Light lists for the 3rd mate and radio for sparkie.
Now its a disc.

I dont do the chart corrections but the mate insists that its easier now with the tracings, but easier still with a download or a CD. Providing as stated before that the user knows how to use the system correctly.
How many of the 'old school' has marked their position on a paper chart in the wrong place. Errors will happen whatever system is used.
Was there the similar things said when gyro compasses were first introduced?

gas_chief
7th March 2009, 15:37
I grew up with the GPS. But I cannot imagine working without paper chats till the nuts in the office install ECDIS systems with screens that are large enough and have a greater ease of panning around. I have been working with the new stuff for a while now, but I love the paper charts, especially when coming into port when I can look up any corner of the chart and don't have to press 2 keys simultaneously to move the chart around, whilst doing 10 other different things directly or indirectly.

I know that there are better systems out there which are more user friendly, but the day when the accountants in the office invest more into giving us quality stuff is when things will start to get better. That I am sorry to say seems far far far......... away.

Mike Boyle
8th March 2009, 22:50
http://www.maib.gov.uk/cms_resources/CFL_Performer_Synopsis.pdf

This case illustrates perfectly what can go wrong on a chartless ship, Dutch, naturally no Dutchmen aboard.

I have used Microplot ARCS for the last 12 years, integrated with radar, GPS, Log, Gyro and now AIS. A perfect presentation of an Admiralty chart in front of you at the con, ideal for pilotage and anti collision.

ECDIS vector charts have different symbols and colours, information can be turned off and on. The systems I have seen are horribly complicated.

One thing remains the same in any system, paper or otherwise, if the operator does not know what he is looking at the ship will be in peril.

I personally would always choose an ARCS system combined with paper.

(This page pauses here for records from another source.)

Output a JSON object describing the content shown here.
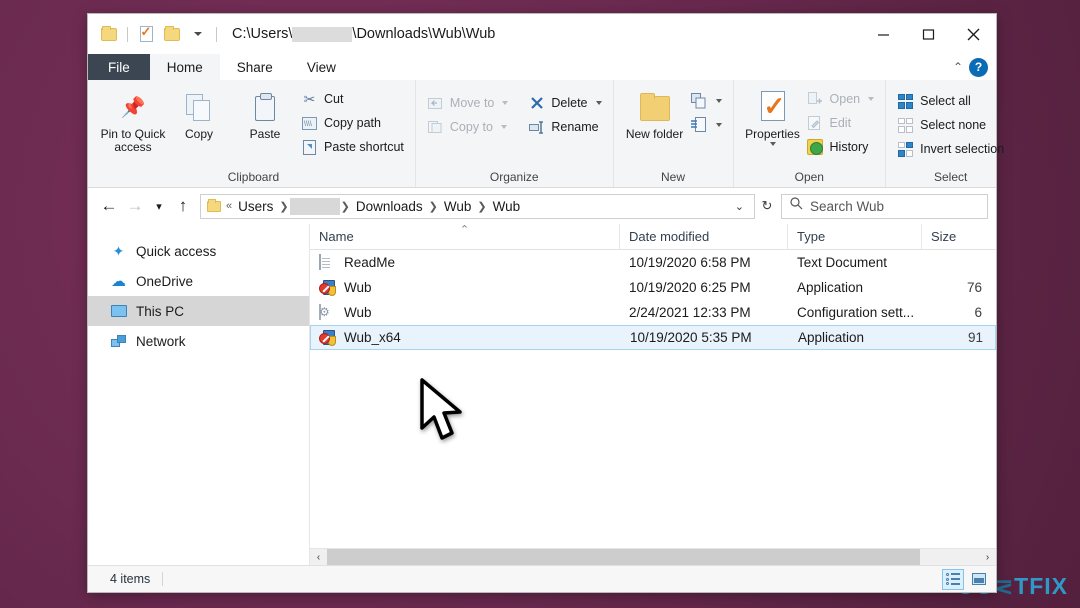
{
  "desktop": {
    "background_color": "#6d2b52",
    "watermark": "UGETFIX",
    "watermark_color": "#2f9fd0"
  },
  "window": {
    "title_path": "C:\\Users\\",
    "title_path_tail": "\\Downloads\\Wub\\Wub",
    "quick_access_icons": [
      "folder-icon",
      "properties-icon",
      "folder-icon",
      "chevron-down-icon"
    ],
    "controls": {
      "minimize": "minimize-button",
      "maximize": "maximize-button",
      "close": "close-button"
    }
  },
  "ribbon": {
    "tabs": [
      {
        "label": "File",
        "id": "tab-file"
      },
      {
        "label": "Home",
        "id": "tab-home"
      },
      {
        "label": "Share",
        "id": "tab-share"
      },
      {
        "label": "View",
        "id": "tab-view"
      }
    ],
    "active_tab": "Home",
    "collapse_caret": "⌃",
    "help_label": "?",
    "groups": [
      {
        "label": "Clipboard",
        "big_buttons": [
          {
            "label": "Pin to Quick access",
            "icon": "pin-icon"
          },
          {
            "label": "Copy",
            "icon": "copy-icon"
          },
          {
            "label": "Paste",
            "icon": "paste-icon"
          }
        ],
        "small_buttons": [
          {
            "label": "Cut",
            "icon": "scissors-icon",
            "disabled": false
          },
          {
            "label": "Copy path",
            "icon": "copy-path-icon",
            "disabled": false
          },
          {
            "label": "Paste shortcut",
            "icon": "paste-shortcut-icon",
            "disabled": false
          }
        ]
      },
      {
        "label": "Organize",
        "small_buttons": [
          {
            "label": "Move to",
            "icon": "move-to-icon",
            "disabled": true,
            "has_caret": true
          },
          {
            "label": "Copy to",
            "icon": "copy-to-icon",
            "disabled": true,
            "has_caret": true
          },
          {
            "label": "Delete",
            "icon": "delete-x-icon",
            "disabled": false,
            "has_caret": true
          },
          {
            "label": "Rename",
            "icon": "rename-icon",
            "disabled": false
          }
        ]
      },
      {
        "label": "New",
        "big_buttons": [
          {
            "label": "New folder",
            "icon": "new-folder-icon"
          }
        ],
        "small_buttons": [
          {
            "label": "",
            "icon": "new-item-icon",
            "has_caret": true
          },
          {
            "label": "",
            "icon": "easy-access-icon",
            "has_caret": true
          }
        ]
      },
      {
        "label": "Open",
        "big_buttons": [
          {
            "label": "Properties",
            "icon": "properties-icon",
            "has_caret": true
          }
        ],
        "small_buttons": [
          {
            "label": "Open",
            "icon": "open-icon",
            "disabled": true,
            "has_caret": true
          },
          {
            "label": "Edit",
            "icon": "edit-icon",
            "disabled": true
          },
          {
            "label": "History",
            "icon": "history-icon",
            "disabled": false
          }
        ]
      },
      {
        "label": "Select",
        "small_buttons": [
          {
            "label": "Select all",
            "icon": "select-all-icon"
          },
          {
            "label": "Select none",
            "icon": "select-none-icon"
          },
          {
            "label": "Invert selection",
            "icon": "invert-selection-icon"
          }
        ]
      }
    ]
  },
  "addressbar": {
    "back": "back-arrow",
    "forward": "forward-arrow",
    "recent": "chevron-down",
    "up": "up-arrow",
    "overflow": "«",
    "crumbs": [
      "Users",
      "[redacted]",
      "Downloads",
      "Wub",
      "Wub"
    ],
    "dropdown_caret": "⌄",
    "refresh": "↻",
    "search_placeholder": "Search Wub"
  },
  "navpane": {
    "items": [
      {
        "label": "Quick access",
        "icon": "star-icon",
        "selected": false
      },
      {
        "label": "OneDrive",
        "icon": "cloud-icon",
        "selected": false
      },
      {
        "label": "This PC",
        "icon": "monitor-icon",
        "selected": true
      },
      {
        "label": "Network",
        "icon": "network-icon",
        "selected": false
      }
    ]
  },
  "filelist": {
    "columns": [
      {
        "label": "Name",
        "sorted": "asc",
        "sort_glyph": "⌃"
      },
      {
        "label": "Date modified",
        "sorted": ""
      },
      {
        "label": "Type",
        "sorted": ""
      },
      {
        "label": "Size",
        "sorted": ""
      }
    ],
    "rows": [
      {
        "name": "ReadMe",
        "date": "10/19/2020 6:58 PM",
        "type": "Text Document",
        "size": "",
        "icon": "text-document-icon",
        "selected": false
      },
      {
        "name": "Wub",
        "date": "10/19/2020 6:25 PM",
        "type": "Application",
        "size": "76",
        "icon": "application-icon",
        "selected": false
      },
      {
        "name": "Wub",
        "date": "2/24/2021 12:33 PM",
        "type": "Configuration sett...",
        "size": "6",
        "icon": "config-file-icon",
        "selected": false
      },
      {
        "name": "Wub_x64",
        "date": "10/19/2020 5:35 PM",
        "type": "Application",
        "size": "91",
        "icon": "application-icon",
        "selected": true
      }
    ],
    "selection_color": "#e8f3fc"
  },
  "scrollbar": {
    "left_arrow": "‹",
    "right_arrow": "›"
  },
  "statusbar": {
    "item_count": "4 items",
    "views": [
      {
        "icon": "details-view-icon",
        "active": true
      },
      {
        "icon": "thumbnail-view-icon",
        "active": false
      }
    ]
  }
}
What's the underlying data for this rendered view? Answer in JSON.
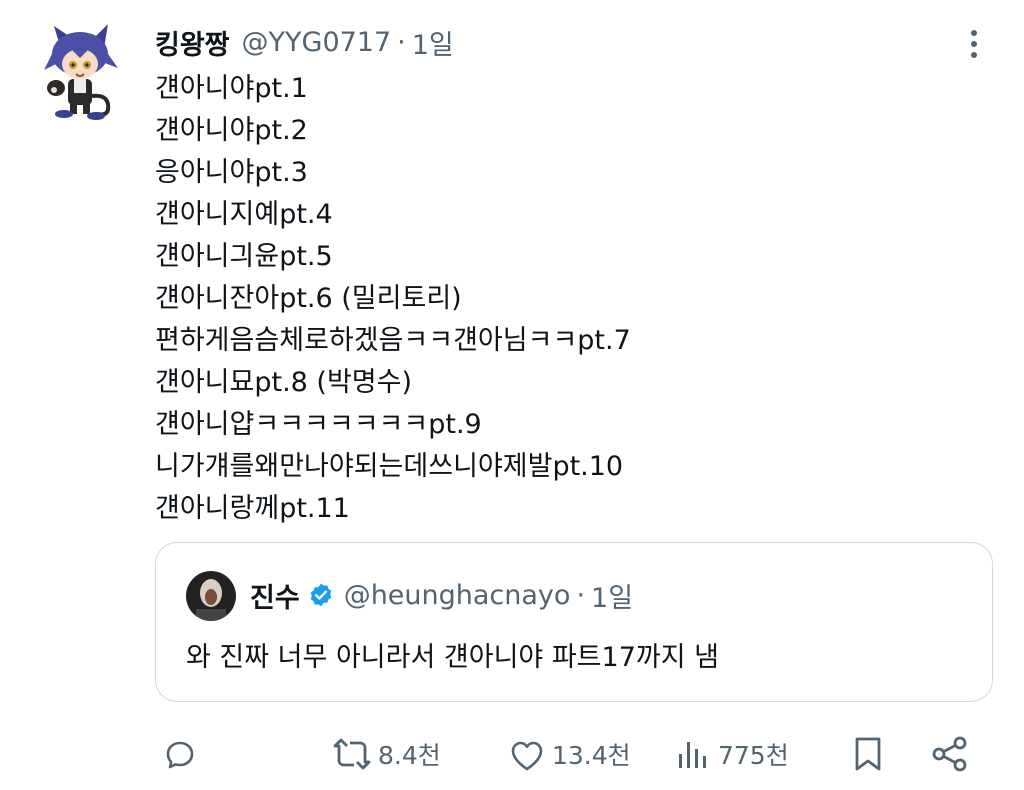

A paper chart gives the full overview, not just a 19 inch summary.

borderreiver
8th March 2009, 23:47
This gets into the P button systemwhich will bring everything to a default disply.
us older hands have the advanges in knowing what a paper
has on it but the younger hands know the ecdis system much better

sparkie2182
12th March 2009, 01:17
how many "layers" of info does a modern ECDIS have approximately?

TIA

Mike Boyle
12th March 2009, 12:47
http://www.trinityhouse.co.uk/pdfs/pdf_wreck_buoy.pdf

Try marking a new danger on an electronic chart and see how easy it is to poke a big circle round it with a large exclamation mark.

Pencils are low tech but very user friendly!

This of course assumes that there is somebody on the bridge listening to the radio, looking at the navtex, looking out of the windows or in the case of the Tricolour down below watching the TV.

borderreiver
12th March 2009, 17:05
A good ECIDS system will let you a crcle around with ex mark

gas_chief
23rd March 2009, 16:04
Just came off the bridge a short while back where I took 15 minutes to plot a box on the ECDIS for the OOW's to steam around while waiting for the pilot. It took me 3 minutes to do the same thing on a paper chart. So which is better?